Work instructions: Could you write out the records exactly as they are given?

Records supplied:
»»

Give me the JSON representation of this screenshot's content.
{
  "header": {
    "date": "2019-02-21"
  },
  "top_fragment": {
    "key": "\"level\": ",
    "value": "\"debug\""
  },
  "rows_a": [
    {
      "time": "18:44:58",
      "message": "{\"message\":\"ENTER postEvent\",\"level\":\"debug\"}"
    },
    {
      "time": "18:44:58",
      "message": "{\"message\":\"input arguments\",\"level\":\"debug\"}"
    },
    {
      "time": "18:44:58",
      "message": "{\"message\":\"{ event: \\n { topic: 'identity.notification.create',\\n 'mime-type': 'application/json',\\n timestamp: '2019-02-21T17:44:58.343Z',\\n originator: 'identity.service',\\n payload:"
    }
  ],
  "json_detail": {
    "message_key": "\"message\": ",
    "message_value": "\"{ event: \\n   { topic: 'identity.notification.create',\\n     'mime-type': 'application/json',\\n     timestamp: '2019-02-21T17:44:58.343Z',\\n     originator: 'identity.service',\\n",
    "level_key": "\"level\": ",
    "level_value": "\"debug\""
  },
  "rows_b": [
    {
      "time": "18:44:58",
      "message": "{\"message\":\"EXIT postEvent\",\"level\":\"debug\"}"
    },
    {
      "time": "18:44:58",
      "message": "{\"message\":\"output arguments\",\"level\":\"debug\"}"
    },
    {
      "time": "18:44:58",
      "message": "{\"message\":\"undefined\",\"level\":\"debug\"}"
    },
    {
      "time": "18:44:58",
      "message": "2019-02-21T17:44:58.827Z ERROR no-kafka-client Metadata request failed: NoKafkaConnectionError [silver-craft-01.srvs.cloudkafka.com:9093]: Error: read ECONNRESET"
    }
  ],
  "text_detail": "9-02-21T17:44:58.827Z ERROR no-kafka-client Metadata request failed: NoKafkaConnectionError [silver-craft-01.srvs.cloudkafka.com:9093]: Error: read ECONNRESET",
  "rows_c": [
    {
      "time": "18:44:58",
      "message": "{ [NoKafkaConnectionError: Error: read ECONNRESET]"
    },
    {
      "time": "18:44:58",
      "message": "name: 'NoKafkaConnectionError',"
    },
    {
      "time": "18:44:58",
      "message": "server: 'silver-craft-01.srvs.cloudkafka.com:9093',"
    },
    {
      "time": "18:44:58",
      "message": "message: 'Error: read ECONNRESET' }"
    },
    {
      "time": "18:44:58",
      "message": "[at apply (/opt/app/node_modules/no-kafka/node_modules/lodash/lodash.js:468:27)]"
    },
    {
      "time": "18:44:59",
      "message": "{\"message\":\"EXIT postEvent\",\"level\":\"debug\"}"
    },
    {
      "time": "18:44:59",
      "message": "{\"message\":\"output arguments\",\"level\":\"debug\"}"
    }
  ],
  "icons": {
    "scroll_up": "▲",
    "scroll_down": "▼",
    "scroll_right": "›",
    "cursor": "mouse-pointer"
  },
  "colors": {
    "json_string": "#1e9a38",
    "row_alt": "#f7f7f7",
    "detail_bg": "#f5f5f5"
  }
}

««

Problem solution:
Give me the JSON representation of this screenshot's content.
{
  "header": {
    "date": "2019-02-21"
  },
  "top_fragment": {
    "key": "\"level\": ",
    "value": "\"debug\""
  },
  "rows_a": [
    {
      "time": "18:44:58",
      "message": "{\"message\":\"ENTER postEvent\",\"level\":\"debug\"}"
    },
    {
      "time": "18:44:58",
      "message": "{\"message\":\"input arguments\",\"level\":\"debug\"}"
    },
    {
      "time": "18:44:58",
      "message": "{\"message\":\"{ event: \\n { topic: 'identity.notification.create',\\n 'mime-type': 'application/json',\\n timestamp: '2019-02-21T17:44:58.343Z',\\n originator: 'identity.service',\\n payload:"
    }
  ],
  "json_detail": {
    "message_key": "\"message\": ",
    "message_value": "\"{ event: \\n   { topic: 'identity.notification.create',\\n     'mime-type': 'application/json',\\n     timestamp: '2019-02-21T17:44:58.343Z',\\n     originator: 'identity.service',\\n",
    "level_key": "\"level\": ",
    "level_value": "\"debug\""
  },
  "rows_b": [
    {
      "time": "18:44:58",
      "message": "{\"message\":\"EXIT postEvent\",\"level\":\"debug\"}"
    },
    {
      "time": "18:44:58",
      "message": "{\"message\":\"output arguments\",\"level\":\"debug\"}"
    },
    {
      "time": "18:44:58",
      "message": "{\"message\":\"undefined\",\"level\":\"debug\"}"
    },
    {
      "time": "18:44:58",
      "message": "2019-02-21T17:44:58.827Z ERROR no-kafka-client Metadata request failed: NoKafkaConnectionError [silver-craft-01.srvs.cloudkafka.com:9093]: Error: read ECONNRESET"
    }
  ],
  "text_detail": "9-02-21T17:44:58.827Z ERROR no-kafka-client Metadata request failed: NoKafkaConnectionError [silver-craft-01.srvs.cloudkafka.com:9093]: Error: read ECONNRESET",
  "rows_c": [
    {
      "time": "18:44:58",
      "message": "{ [NoKafkaConnectionError: Error: read ECONNRESET]"
    },
    {
      "time": "18:44:58",
      "message": "name: 'NoKafkaConnectionError',"
    },
    {
      "time": "18:44:58",
      "message": "server: 'silver-craft-01.srvs.cloudkafka.com:9093',"
    },
    {
      "time": "18:44:58",
      "message": "message: 'Error: read ECONNRESET' }"
    },
    {
      "time": "18:44:58",
      "message": "[at apply (/opt/app/node_modules/no-kafka/node_modules/lodash/lodash.js:468:27)]"
    },
    {
      "time": "18:44:59",
      "message": "{\"message\":\"EXIT postEvent\",\"level\":\"debug\"}"
    },
    {
      "time": "18:44:59",
      "message": "{\"message\":\"output arguments\",\"level\":\"debug\"}"
    }
  ],
  "icons": {
    "scroll_up": "▲",
    "scroll_down": "▼",
    "scroll_right": "›",
    "cursor": "mouse-pointer"
  },
  "colors": {
    "json_string": "#1e9a38",
    "row_alt": "#f7f7f7",
    "detail_bg": "#f5f5f5"
  }
}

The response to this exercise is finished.